• RECORDS TO PROCESS:
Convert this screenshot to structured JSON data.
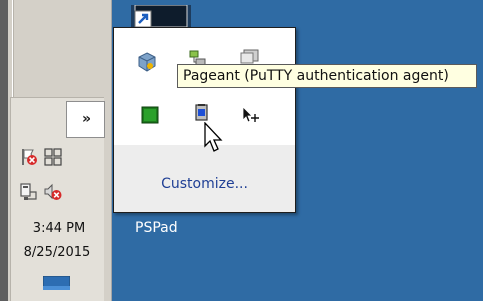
{
  "tray": {
    "overflow_chevron": "»",
    "clock_time": "3:44 PM",
    "clock_date": "8/25/2015"
  },
  "desktop": {
    "pspad_label": "PSPad"
  },
  "popup": {
    "customize_label": "Customize...",
    "icons": [
      "virtualbox-icon",
      "network-icon",
      "monitor-icon",
      "green-square-icon",
      "pageant-icon",
      "move-cursor-icon"
    ]
  },
  "tooltip": {
    "text": "Pageant (PuTTY authentication agent)"
  },
  "colors": {
    "desktop": "#2f6ba4",
    "taskbar": "#d4d0c8",
    "tooltip_bg": "#ffffe1",
    "link": "#1f3f95"
  }
}
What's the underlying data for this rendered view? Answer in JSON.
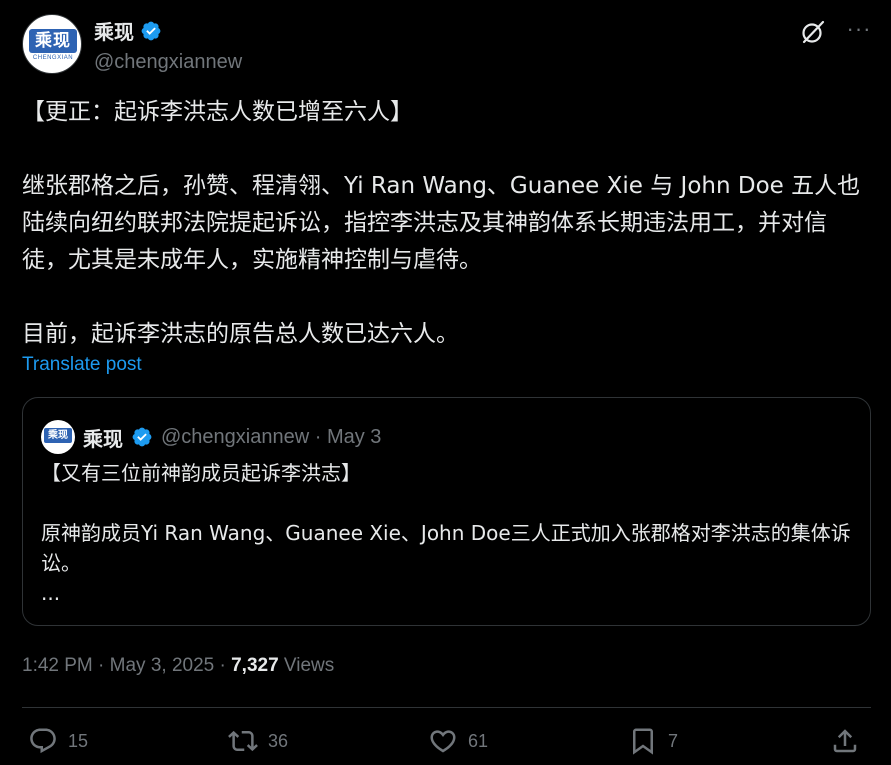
{
  "author": {
    "display_name": "乘现",
    "handle": "@chengxiannew",
    "avatar_logo_text": "乘现",
    "avatar_logo_sub": "CHENGXIAN"
  },
  "post": {
    "text": "【更正：起诉李洪志人数已增至六人】\n\n继张郡格之后，孙赞、程清翎、Yi Ran Wang、Guanee Xie 与 John Doe 五人也陆续向纽约联邦法院提起诉讼，指控李洪志及其神韵体系长期违法用工，并对信徒，尤其是未成年人，实施精神控制与虐待。\n\n目前，起诉李洪志的原告总人数已达六人。",
    "translate_label": "Translate post"
  },
  "quote": {
    "display_name": "乘现",
    "handle_date": "@chengxiannew · May 3",
    "text": "【又有三位前神韵成员起诉李洪志】\n\n原神韵成员Yi Ran Wang、Guanee Xie、John Doe三人正式加入张郡格对李洪志的集体诉讼。\n..."
  },
  "meta": {
    "time_date": "1:42 PM · May 3, 2025 · ",
    "views_count": "7,327",
    "views_label": " Views"
  },
  "actions": {
    "replies": "15",
    "reposts": "36",
    "likes": "61",
    "bookmarks": "7"
  },
  "colors": {
    "background": "#000000",
    "text": "#e7e9ea",
    "secondary": "#71767b",
    "accent": "#1d9bf0",
    "border": "#2f3336"
  },
  "icons": [
    "verified-badge-icon",
    "grok-icon",
    "more-icon",
    "reply-icon",
    "repost-icon",
    "like-icon",
    "bookmark-icon",
    "share-icon"
  ]
}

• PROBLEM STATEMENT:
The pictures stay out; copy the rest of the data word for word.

• TASK OUTPUT:
Convert this screenshot to structured JSON data.
{
  "tray": {
    "overflow_chevron": "»",
    "clock_time": "3:44 PM",
    "clock_date": "8/25/2015"
  },
  "desktop": {
    "pspad_label": "PSPad"
  },
  "popup": {
    "customize_label": "Customize...",
    "icons": [
      "virtualbox-icon",
      "network-icon",
      "monitor-icon",
      "green-square-icon",
      "pageant-icon",
      "move-cursor-icon"
    ]
  },
  "tooltip": {
    "text": "Pageant (PuTTY authentication agent)"
  },
  "colors": {
    "desktop": "#2f6ba4",
    "taskbar": "#d4d0c8",
    "tooltip_bg": "#ffffe1",
    "link": "#1f3f95"
  }
}
What's the underlying data for this rendered view? Answer in JSON.
{
  "author": {
    "display_name": "乘现",
    "handle": "@chengxiannew",
    "avatar_logo_text": "乘现",
    "avatar_logo_sub": "CHENGXIAN"
  },
  "post": {
    "text": "【更正：起诉李洪志人数已增至六人】\n\n继张郡格之后，孙赞、程清翎、Yi Ran Wang、Guanee Xie 与 John Doe 五人也陆续向纽约联邦法院提起诉讼，指控李洪志及其神韵体系长期违法用工，并对信徒，尤其是未成年人，实施精神控制与虐待。\n\n目前，起诉李洪志的原告总人数已达六人。",
    "translate_label": "Translate post"
  },
  "quote": {
    "display_name": "乘现",
    "handle_date": "@chengxiannew · May 3",
    "text": "【又有三位前神韵成员起诉李洪志】\n\n原神韵成员Yi Ran Wang、Guanee Xie、John Doe三人正式加入张郡格对李洪志的集体诉讼。\n..."
  },
  "meta": {
    "time_date": "1:42 PM · May 3, 2025 · ",
    "views_count": "7,327",
    "views_label": " Views"
  },
  "actions": {
    "replies": "15",
    "reposts": "36",
    "likes": "61",
    "bookmarks": "7"
  },
  "colors": {
    "background": "#000000",
    "text": "#e7e9ea",
    "secondary": "#71767b",
    "accent": "#1d9bf0",
    "border": "#2f3336"
  },
  "icons": [
    "verified-badge-icon",
    "grok-icon",
    "more-icon",
    "reply-icon",
    "repost-icon",
    "like-icon",
    "bookmark-icon",
    "share-icon"
  ]
}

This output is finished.